The CBO found that total spending by the U.S. government and other prime contractors for security provided by contractors in Iraq from 2003 to 2007 was between $6 billion and $10 billion. Between $3 billion and $4 billion of that spending was for obligations made directly by the U.S. government for private security services in Iraq; U.S.-funded contractors spent $3 billion to $6 billion for subcontractors to provide security during the same period. The government’s obligations for those services have amounted to roughly between $500 million and $1.2 billion annually since 2005.
USAID and the departments of Defense and State have awarded all of the U.S. government contracts for security services in Iraq.
As of early 2008, approximately 25,000 to 30,000 employees of private security contractors were operating in Iraq. Approximately 30 percent to 40 percent of those personnel work directly for the U.S. government as prime contractors. The remainder work for the Iraqi government, other countries or other companies.
According to data from U.S. Central Command, about three‐quarters, or only 5,466, of the 7,300 private security contractor personnel working for the Defense Department in Iraq carry weapons. A similar proportion of armed personnel probably holds for all other private security contractors in Iraq. If so, that works out to another 17,000 armed security contractors. Thus the total number of armed contractors is about 22,500. That is a lot of shooters, but it is hardly the private army commonly reported in the press.
But the most significant finding in the report was that the costs of a private security contract are comparable with those of a U.S. military unit performing similar functions.
To appreciate the significance of this, one has to understand that for many years supporters and skeptics of private military contractors have been arguing over the cost‐effectiveness issue.
Supporters routinely argue the private sector is inherently more cost‐effective than the public sector. Detractors argue the contractors get paid far more than their government counterparts, which lowers morale and contributes to people leaving the military. But there has never been any hard data to back it up — until now.
The finding is not pure joy for contractors. It says that security contractors were comparable, not cheaper. But their advantage is that during peacetime, a private security contract would not have to be renewed, whereas the military unit would remain in the force structure.
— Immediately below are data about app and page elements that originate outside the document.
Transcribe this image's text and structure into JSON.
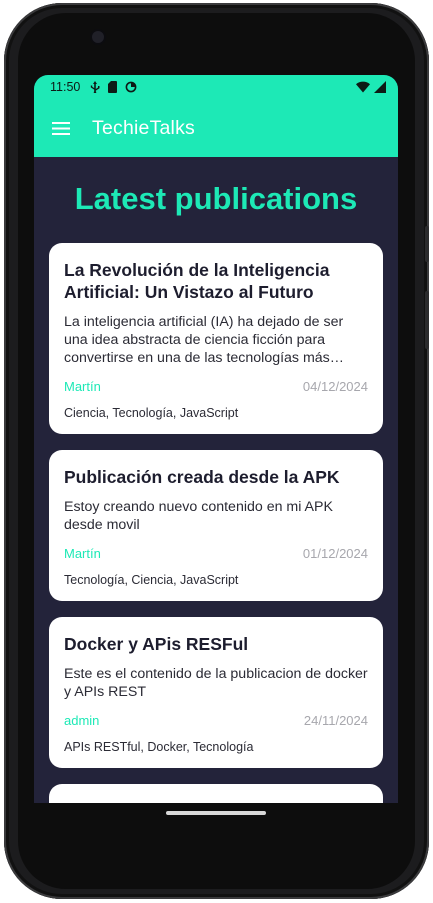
{
  "status_bar": {
    "time": "11:50",
    "left_icons": [
      "usb-icon",
      "sim-card-icon",
      "data-saver-icon"
    ],
    "right_icons": [
      "wifi-icon",
      "cell-signal-icon"
    ]
  },
  "app_bar": {
    "title": "TechieTalks",
    "menu_icon": "hamburger-menu-icon"
  },
  "page": {
    "title": "Latest publications"
  },
  "posts": [
    {
      "title": "La Revolución de la Inteligencia Artificial: Un Vistazo al Futuro",
      "excerpt": "La inteligencia artificial (IA) ha dejado de ser una idea abstracta de ciencia ficción para convertirse en una de las tecnologías más relevantes",
      "author": "Martín",
      "date": "04/12/2024",
      "tags": "Ciencia, Tecnología, JavaScript"
    },
    {
      "title": "Publicación creada desde la APK",
      "excerpt": "Estoy creando nuevo contenido en mi APK desde movil",
      "author": "Martín",
      "date": "01/12/2024",
      "tags": "Tecnología, Ciencia, JavaScript"
    },
    {
      "title": "Docker y APis RESFul",
      "excerpt": "Este es el contenido de la publicacion de docker y APIs REST",
      "author": "admin",
      "date": "24/11/2024",
      "tags": "APIs RESTful, Docker, Tecnología"
    }
  ],
  "colors": {
    "accent": "#1de9b6",
    "background": "#23233a",
    "card": "#ffffff",
    "date": "#a7a7ad"
  }
}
Thus, this conclusion undoubtedly will be used by contractors in the future to bolster the case for using them.